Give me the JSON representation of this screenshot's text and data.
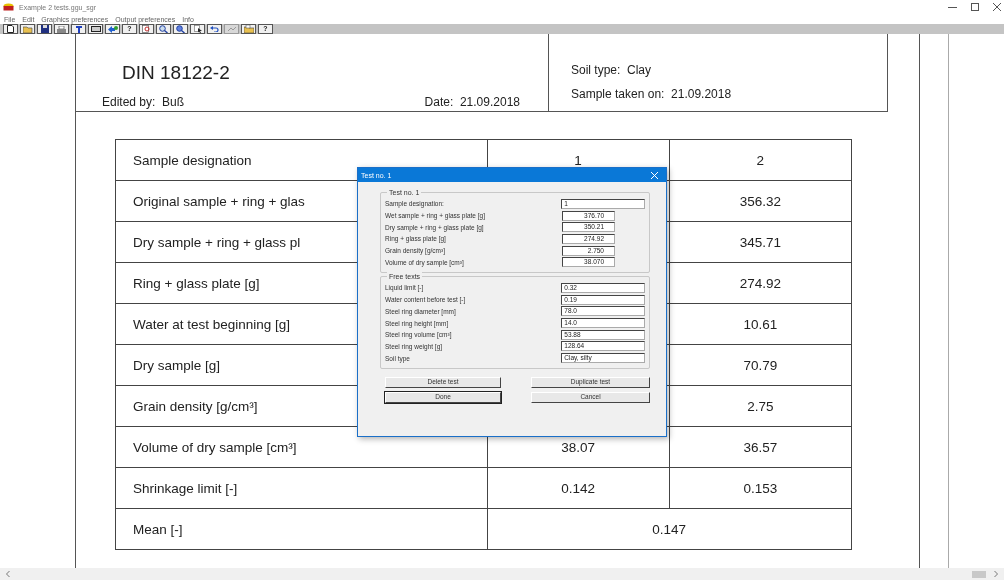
{
  "window": {
    "title": "Example 2 tests.ggu_sgr"
  },
  "menu": [
    "File",
    "Edit",
    "Graphics preferences",
    "Output preferences",
    "Info"
  ],
  "toolbar": [
    {
      "kind": "new",
      "disabled": false
    },
    {
      "kind": "open",
      "disabled": false
    },
    {
      "kind": "save",
      "disabled": false
    },
    {
      "kind": "print",
      "disabled": false
    },
    {
      "kind": "filter",
      "disabled": false
    },
    {
      "kind": "frame",
      "disabled": false
    },
    {
      "kind": "move",
      "disabled": false
    },
    {
      "kind": "help",
      "label": "?",
      "disabled": false
    },
    {
      "kind": "zoom-page",
      "disabled": false
    },
    {
      "kind": "zoom-in",
      "disabled": false
    },
    {
      "kind": "zoom-out",
      "disabled": false
    },
    {
      "kind": "select",
      "disabled": false
    },
    {
      "kind": "undo",
      "disabled": false
    },
    {
      "kind": "redo",
      "disabled": true
    },
    {
      "kind": "folder",
      "disabled": false
    },
    {
      "kind": "help",
      "label": "?",
      "disabled": false
    }
  ],
  "header": {
    "title_lines": [
      "DIN 18122-2"
    ],
    "edited_by": {
      "label": "Edited by:",
      "value": "Buß"
    },
    "date": {
      "label": "Date:",
      "value": "21.09.2018"
    },
    "info": [
      {
        "label": "Soil type:",
        "value": "Clay"
      },
      {
        "label": "Sample taken on:",
        "value": "21.09.2018"
      }
    ]
  },
  "table": {
    "rows": [
      {
        "kind": "split",
        "label": "Sample designation",
        "value_1": "1",
        "value_2": "2"
      },
      {
        "kind": "split",
        "label": "Original sample + ring + glas",
        "value_2": "356.32"
      },
      {
        "kind": "split",
        "label": "Dry sample + ring + glass pl",
        "value_2": "345.71"
      },
      {
        "kind": "split",
        "label": "Ring + glass plate [g]",
        "value_2": "274.92"
      },
      {
        "kind": "split",
        "label": "Water at test beginning [g]",
        "value_2": "10.61"
      },
      {
        "kind": "split",
        "label": "Dry sample [g]",
        "value_2": "70.79"
      },
      {
        "kind": "split",
        "label": "Grain density [g/cm³]",
        "value_2": "2.75"
      },
      {
        "kind": "split",
        "label": "Volume of dry sample [cm³]",
        "value_1": "38.07",
        "value_2": "36.57"
      },
      {
        "kind": "split",
        "label": "Shrinkage limit [-]",
        "value_1": "0.142",
        "value_2": "0.153"
      },
      {
        "kind": "merged",
        "label": "Mean [-]",
        "value": "0.147"
      }
    ]
  },
  "dialog": {
    "title": "Test no. 1",
    "groups": [
      {
        "title": "Test no. 1",
        "fields": [
          {
            "kind": "text",
            "label": "Sample designation:",
            "value": "1"
          },
          {
            "kind": "number",
            "label": "Wet sample + ring + glass plate [g]",
            "value": "376.70"
          },
          {
            "kind": "number",
            "label": "Dry sample + ring + glass plate [g]",
            "value": "350.21"
          },
          {
            "kind": "number",
            "label": "Ring + glass plate [g]",
            "value": "274.92"
          },
          {
            "kind": "number",
            "label": "Grain density [g/cm³]",
            "value": "2.750"
          },
          {
            "kind": "number",
            "label": "Volume of dry sample [cm³]",
            "value": "38.070"
          }
        ]
      },
      {
        "title": "Free texts",
        "fields": [
          {
            "kind": "text",
            "label": "Liquid limit [-]",
            "value": "0.32"
          },
          {
            "kind": "text",
            "label": "Water content before test [-]",
            "value": "0.19"
          },
          {
            "kind": "text",
            "label": "Steel ring diameter [mm]",
            "value": "78.0"
          },
          {
            "kind": "text",
            "label": "Steel ring height [mm]",
            "value": "14.0"
          },
          {
            "kind": "text",
            "label": "Steel ring volume [cm³]",
            "value": "53.88"
          },
          {
            "kind": "text",
            "label": "Steel ring weight [g]",
            "value": "128.64"
          },
          {
            "kind": "text",
            "label": "Soil type",
            "value": "Clay, silty"
          }
        ]
      }
    ],
    "buttons": [
      {
        "label": "Delete test",
        "default": false
      },
      {
        "label": "Duplicate test",
        "default": false
      },
      {
        "label": "Done",
        "default": true
      },
      {
        "label": "Cancel",
        "default": false
      }
    ]
  }
}
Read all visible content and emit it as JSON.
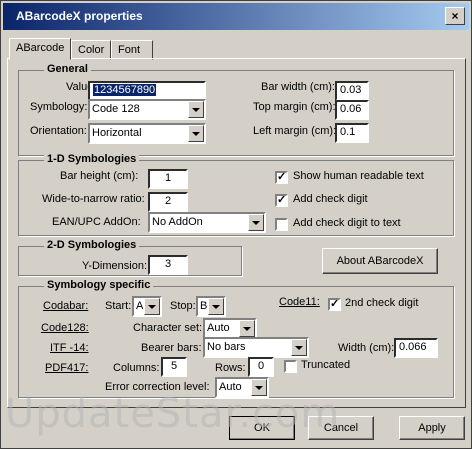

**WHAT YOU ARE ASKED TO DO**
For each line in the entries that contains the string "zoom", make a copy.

**FINAL ANSWER**
      "kind": "zoom-page",
      "kind": "zoom-in",
      "kind": "zoom-out",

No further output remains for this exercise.